Imagine for a moment that Congress has decided Lois Lerner needs help. You see, since losing her job, Lerner has had trouble competing in a market with stronger, more competent alternatives.
And so Congress resolves to soften the blow, say, to the tune of a few million per year — a hefty resignation bonus. The outrage that would erupt from all sides is easy to imagine.
But suppose Lerner were provided the award via a tax break only she receives. By following the logic of many in Washington, even diehard fiscal conservatives would have to support this benefit.
Why? Because eliminating such provisions once they already exist is often construed as a tax increase and rejected outright. And while real-life examples might not be quite as outrageous as this hypothetical, a similar scenario is all too real.
I’m speaking, of course, of the tax extender debate. Just this week, many powerful interests are pushing to cement government favoritism, based on the shaky logic that removing it means hiking taxes. One of the few issues Congress will consider during the lame duck, this set of 55 temporary credits known as “extenders” expired at the end of last year — and now members are considering making some or all of the measures permanent.

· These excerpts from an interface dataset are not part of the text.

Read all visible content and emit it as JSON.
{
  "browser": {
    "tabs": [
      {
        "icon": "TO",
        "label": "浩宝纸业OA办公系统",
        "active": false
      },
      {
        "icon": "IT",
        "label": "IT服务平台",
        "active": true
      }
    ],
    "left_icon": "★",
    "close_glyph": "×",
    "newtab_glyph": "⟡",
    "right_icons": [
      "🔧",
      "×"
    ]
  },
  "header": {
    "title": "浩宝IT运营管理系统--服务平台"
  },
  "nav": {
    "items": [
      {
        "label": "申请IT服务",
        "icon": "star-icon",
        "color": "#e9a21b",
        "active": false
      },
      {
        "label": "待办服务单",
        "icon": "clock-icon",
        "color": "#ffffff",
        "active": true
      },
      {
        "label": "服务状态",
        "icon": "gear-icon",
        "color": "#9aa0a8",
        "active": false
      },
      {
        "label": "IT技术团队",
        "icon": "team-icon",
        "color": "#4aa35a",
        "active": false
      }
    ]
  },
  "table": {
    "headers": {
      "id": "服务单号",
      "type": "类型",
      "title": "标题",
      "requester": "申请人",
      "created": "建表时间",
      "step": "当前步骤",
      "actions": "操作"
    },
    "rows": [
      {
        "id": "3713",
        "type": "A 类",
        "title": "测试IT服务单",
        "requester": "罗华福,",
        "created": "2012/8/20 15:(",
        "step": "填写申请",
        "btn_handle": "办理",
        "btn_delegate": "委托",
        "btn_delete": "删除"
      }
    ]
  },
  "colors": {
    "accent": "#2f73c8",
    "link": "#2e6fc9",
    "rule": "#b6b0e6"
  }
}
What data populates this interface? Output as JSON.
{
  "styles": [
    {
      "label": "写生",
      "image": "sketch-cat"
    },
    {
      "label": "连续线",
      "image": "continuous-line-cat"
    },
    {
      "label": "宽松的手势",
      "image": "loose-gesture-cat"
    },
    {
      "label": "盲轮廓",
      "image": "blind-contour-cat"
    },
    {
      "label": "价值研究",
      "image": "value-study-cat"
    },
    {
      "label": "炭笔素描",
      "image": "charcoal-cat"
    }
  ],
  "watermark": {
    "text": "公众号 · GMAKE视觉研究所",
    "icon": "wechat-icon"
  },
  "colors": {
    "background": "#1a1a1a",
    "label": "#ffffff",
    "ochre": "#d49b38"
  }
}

Wanting to take as much money as possible away from a broken government is reasonable, but what is perhaps harder to understand is the push to entrench Washington’s power to meddle in the marketplace, picking winners and losers via spending in the tax code.
Beyond the rhetoric, it becomes clear that many of the provisions being discussed are brazen examples of cronyism that hurt taxpayers and enable broken government in the first place.
There’s the aptly nicknamed “NASCAR tax break,” which benefits retailers, restaurant owners and motorsports track owners at a cost of $71 million over the next decade. There’s the $1 per gallon biodiesel credit, which cost over $2 billion when it was renewed through 2013; or the Wind Production Tax Credit, which could cost $18 billion over just five years. There are even special breaks for rum producers and the automobile and horse racing industries.
Of course, not all credits are created equal. Despite the dubious wisdom of such economic meddling, some laudable goals are likely served. But with millions to be made, the incentives are easy to spot. According to a recent report, more than 290 lobbyists from 41 companies and trade associations spent more than $640 million advocating for the Active Financing Exception; one company alone deployed 48 lobbyists to push for the provision.
Even supporters of tax extenders acknowledge that “many of the … provisions are repugnant carve-outs” that “distort or dampen economic activity” and that “[t]he system is a messy patchwork that keeps lobbyists well employed.” And so it’s no surprise that these same powerful lobbyists and business groups are now pushing hard for Congress to extend or make permanent the confusing mess of provisions that serves them so well.
The intent here is not to demean profit-seeking or cry foul over lobbying — businesses push for what helps their bottom line; that much is normal and should be expected. But Americans should not accept changing the narrative to misrepresent what is at stake.
With a debt pushing $18 trillion and consistent predictions of major-program insolvency, the high cost of cronyism cannot be ignored. While perhaps not everyone is on the same page regarding whether it’s a good idea for Congress to intervene in the marketplace, what should be clear to everyone is that these measures come at a very high price. Just a two-year extension of all the credits would cost approximately $75 billion, while a permanent extension would run upwards of $770 billion.
It’s worth noting that these figures aren’t exactly “spending” in the technical sense. The Coalition to Reduce Spending focuses on outright instances of Members authorizing direct expenditures. It’s also worth noting that expiration of any tax extensions ideally ought to be revenue neutral. But the fact that an enormous cost comes through a complex method does not soften its fiscal impact.
Washington is clearly broken; it’s easy to see why most Americans support keeping taxes lower. But beginning to improve the Beltway’s brokenness requires restraining spending no matter where it occurs. Our debt rises because of direct expenditures, and it does so by way of sneaky favors to powerful interests. We cannot afford to turn a blind eye in either case.
Jonathan Bydlak is the president of the Coalition to Reduce Spending, a non-partisan organization that advocates for limiting federal expenditures.